She has always wanted people to think and feel something when they experience her work and she is pleased with the timelessness of this artwork, even though it was made over 20 years ago! 


Karena Massengill is an artist working with socio political ideas expressed through the use of multi media including traditional materials used for casting and fabrication, digital imaging, drawing, and painting. Massengill has an MFA in Sculpture from California State University at Fullerton, BFA in Jewelry and MetalSmithing from Tyler School of Fine Art, Temple University in Philadelphia, and a Bachelor of Education in Visual and Industrial Technology from the University of Toronto in Canada. She is an adjunct professor teaching Photoshop at Harbor College and is Department Head of Digital and Visual Arts at Cabrillo High School in Long Beach. Go to artist's website 

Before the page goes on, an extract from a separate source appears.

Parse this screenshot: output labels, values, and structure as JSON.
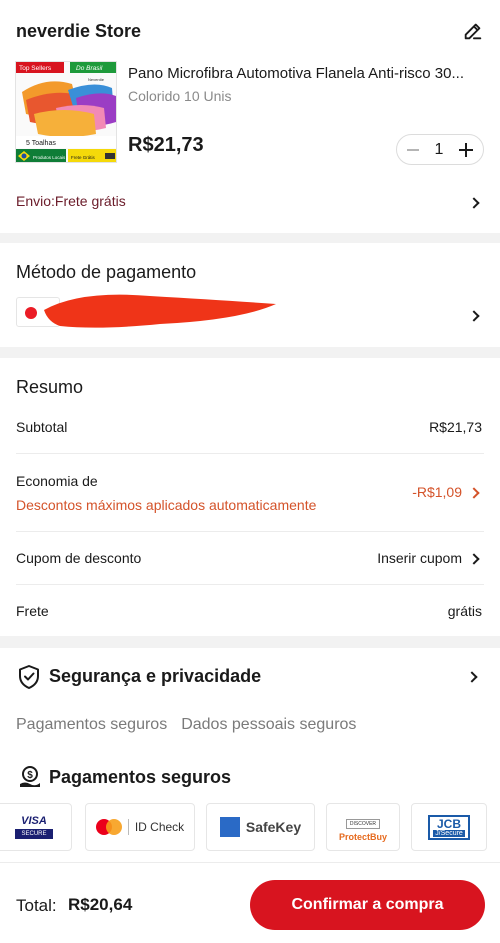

Dusty Tailor

Dusty Tailor pulls inspiration from his surroundings and interactions with animals and nature. Being raised in a family of immigrant farmers, plants and produce goods find a place in his work as symbolic imagery of his upbringing and heritage. The work symbolizes the travels and exploration of his family's migration from central Mexico to the Central Coast of California, and personal exploration and interaction with the environment around him. In this context, the Humpback Whale, anatomical drawings of the fruit and flower from the Mission cactus are a direct representation of his migration, exploration and heritage . 


Dusty Tailor is a printmaker currently attending the School of Art-California State University, Long Beach with a specific interest in lithography, silkscreen, and relief printing. He finds a form of mysticism in printmaking, nostalgia, and a world of perfect resonance from the moment of prepping to printing. 


Xiaowen Zhu

Terminal Island reflects a visual and psychological journey inside a recycling company, where the world of materials ends and restarts. Through nuanced manipulation of documentary footage, the artist is interested in presenting an alternative perception of time and space in a physically specific and yet philosophically ambiguous environment. 


Xiaowen Zhu is a media artist, scholar and curator. Described as a visual poet, social critic, and aesthetic researcher. She uses video, performance, installation, and web as platforms to communicate the complicated experience of being an international person and to wrestle with the notion of a disembodied identity. Her questions are often raised from her observation and reflection as a critical thinker and an active communicator. 

Currently, Xiaowen Zhu resides in San Pedro, the port of Los Angeles, for a yearlong artist fellowship program. She received her MFA in Art Video from Syracuse University, USA and a BA in Film, TV Production & Media Art from Tongji University, China. During her undergraduate study, she attended an exchange program in Academy of Art and Design Offenbach in Germany. 

Her work has been shown nationally and internationally at institutions such as: ZKM | Center for Art and Media (Karlsruhe, Germany), V2 Institute for the Unstable Media (Rotterdam, the Netherlands), ISEA2011 (Istanbul, Turkey), Dumbo Arts Center (New York, USA), Videonale (Berlin, Germany), Museum of Contemporary Photography (Chicago, USA), Strozzina Art Space (Florence,Italy), Sainsbury Center for Visual Arts (Norwich, UK), DOK Munich (Munich, Germany), Everson Museum of Art (Syracuse, USA), Toronto Urban Film Festival (Toronto, Canada), Shanghai eArts Festival(Shanghai, China). Go to artist's website